- Interface dataset entries -
···
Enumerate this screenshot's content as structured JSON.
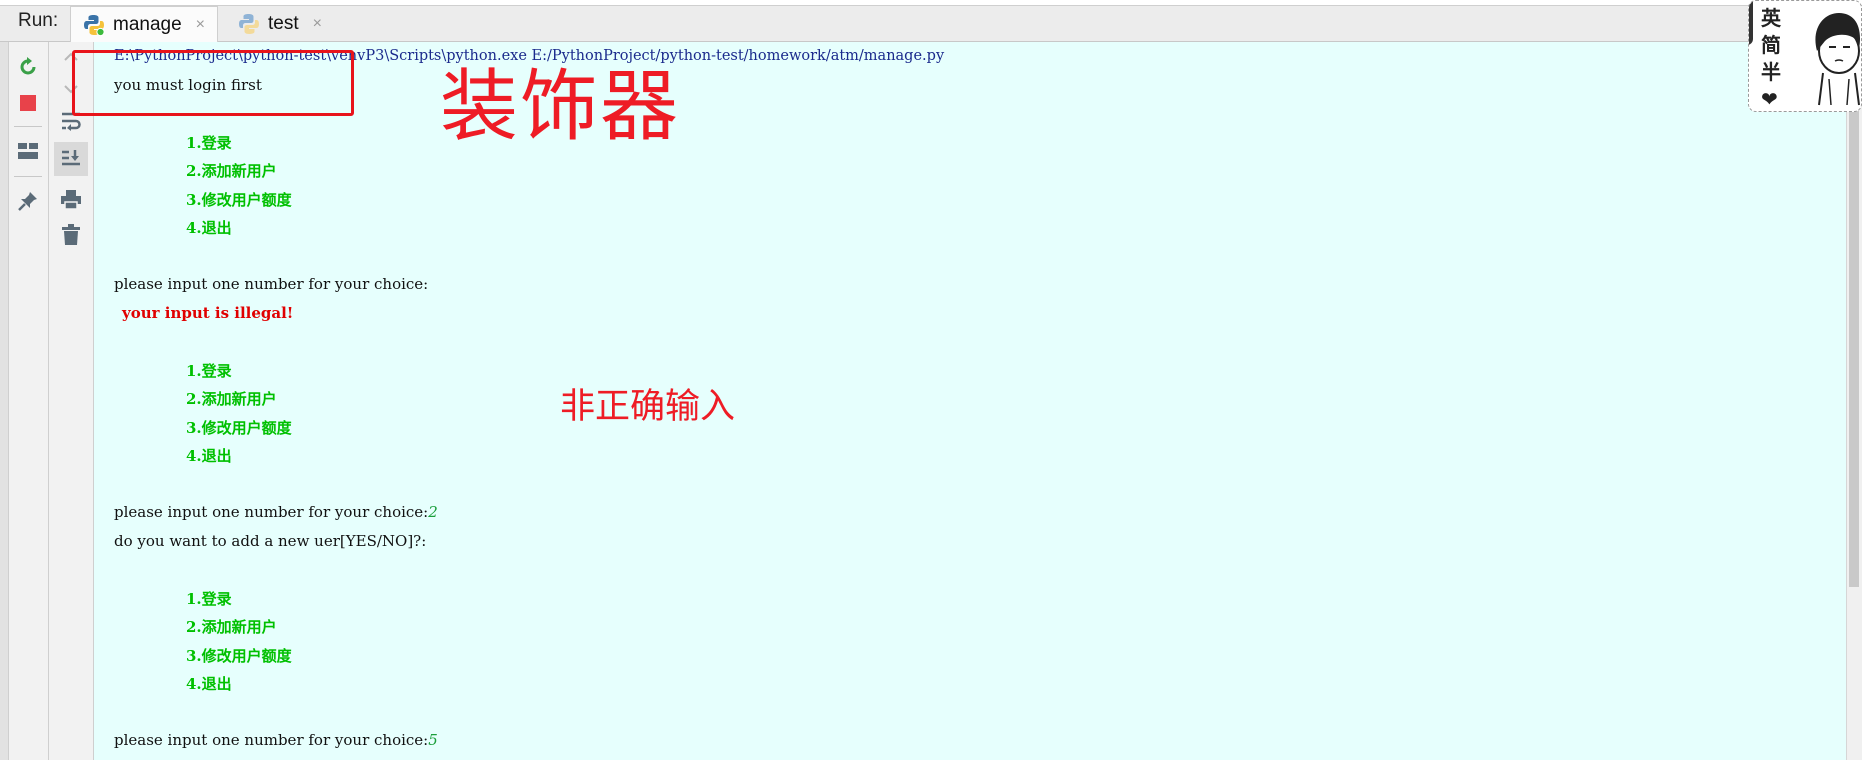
{
  "run_panel": {
    "label": "Run:",
    "tabs": [
      {
        "label": "manage",
        "close": "×"
      },
      {
        "label": "test",
        "close": "×"
      }
    ]
  },
  "console": {
    "command": "E:\\PythonProject\\python-test\\venvP3\\Scripts\\python.exe E:/PythonProject/python-test/homework/atm/manage.py",
    "login_msg": "you must login first",
    "menu": [
      "1.登录",
      "2.添加新用户",
      "3.修改用户额度",
      "4.退出"
    ],
    "prompt": "please input one number for your choice:",
    "error_msg": "your input is illegal!",
    "input_1": "2",
    "add_user_prompt": "do you want to add a new uer[YES/NO]?:",
    "input_2": "5"
  },
  "annotations": {
    "decorator": "装饰器",
    "invalid_input": "非正确输入"
  },
  "watermark": {
    "text": [
      "英",
      "简",
      "半",
      "❤"
    ]
  },
  "toolbar_icons": [
    "rerun-icon",
    "stop-icon",
    "layout-icon",
    "pin-icon",
    "scroll-up-icon",
    "scroll-down-icon",
    "soft-wrap-icon",
    "scroll-to-end-icon",
    "print-icon",
    "trash-icon"
  ],
  "colors": {
    "console_bg": "#e6fffd",
    "menu_text": "#00c000",
    "error_text": "#e00000",
    "annotation_red": "#ee1c25"
  }
}
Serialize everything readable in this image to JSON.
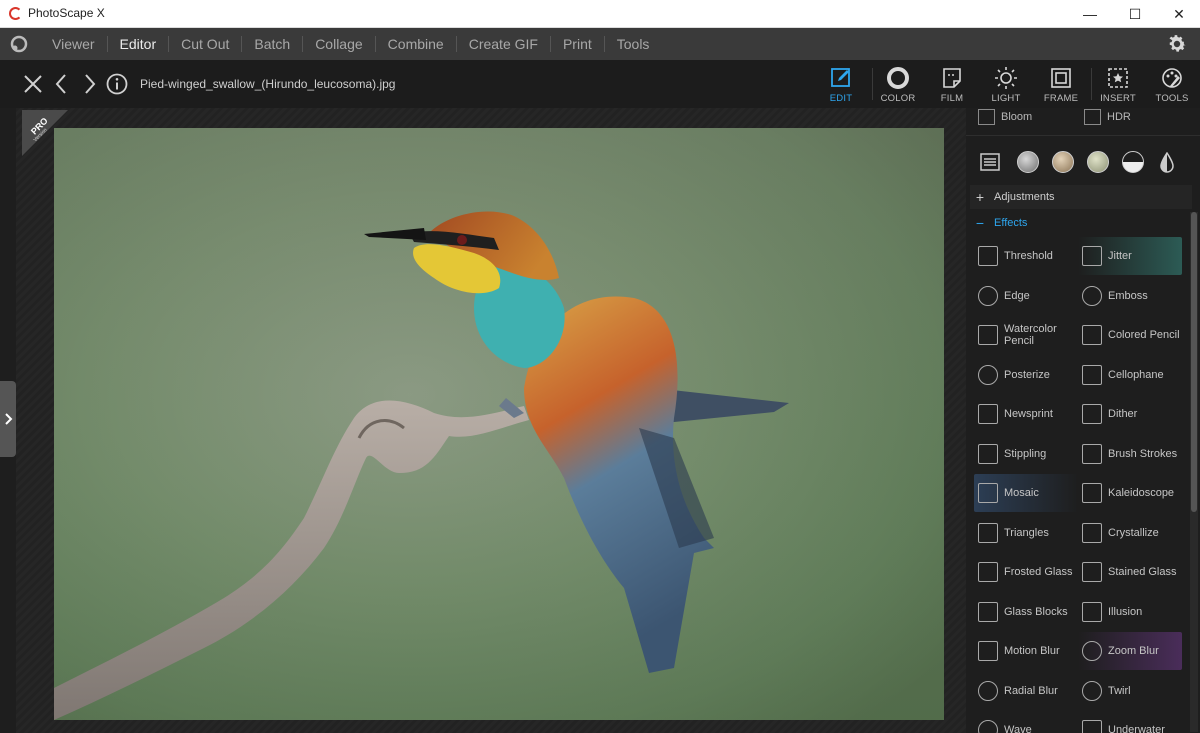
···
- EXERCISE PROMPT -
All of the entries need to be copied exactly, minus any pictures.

- OUTPUT FOR THIS TASK -
Enumerate this screenshot's content as structured JSON.
{
  "run_panel": {
    "label": "Run:",
    "tabs": [
      {
        "label": "manage",
        "close": "×"
      },
      {
        "label": "test",
        "close": "×"
      }
    ]
  },
  "console": {
    "command": "E:\\PythonProject\\python-test\\venvP3\\Scripts\\python.exe E:/PythonProject/python-test/homework/atm/manage.py",
    "login_msg": "you must login first",
    "menu": [
      "1.登录",
      "2.添加新用户",
      "3.修改用户额度",
      "4.退出"
    ],
    "prompt": "please input one number for your choice:",
    "error_msg": "your input is illegal!",
    "input_1": "2",
    "add_user_prompt": "do you want to add a new uer[YES/NO]?:",
    "input_2": "5"
  },
  "annotations": {
    "decorator": "装饰器",
    "invalid_input": "非正确输入"
  },
  "watermark": {
    "text": [
      "英",
      "简",
      "半",
      "❤"
    ]
  },
  "toolbar_icons": [
    "rerun-icon",
    "stop-icon",
    "layout-icon",
    "pin-icon",
    "scroll-up-icon",
    "scroll-down-icon",
    "soft-wrap-icon",
    "scroll-to-end-icon",
    "print-icon",
    "trash-icon"
  ],
  "colors": {
    "console_bg": "#e6fffd",
    "menu_text": "#00c000",
    "error_text": "#e00000",
    "annotation_red": "#ee1c25"
  }
}
Serialize everything readable in this image to JSON.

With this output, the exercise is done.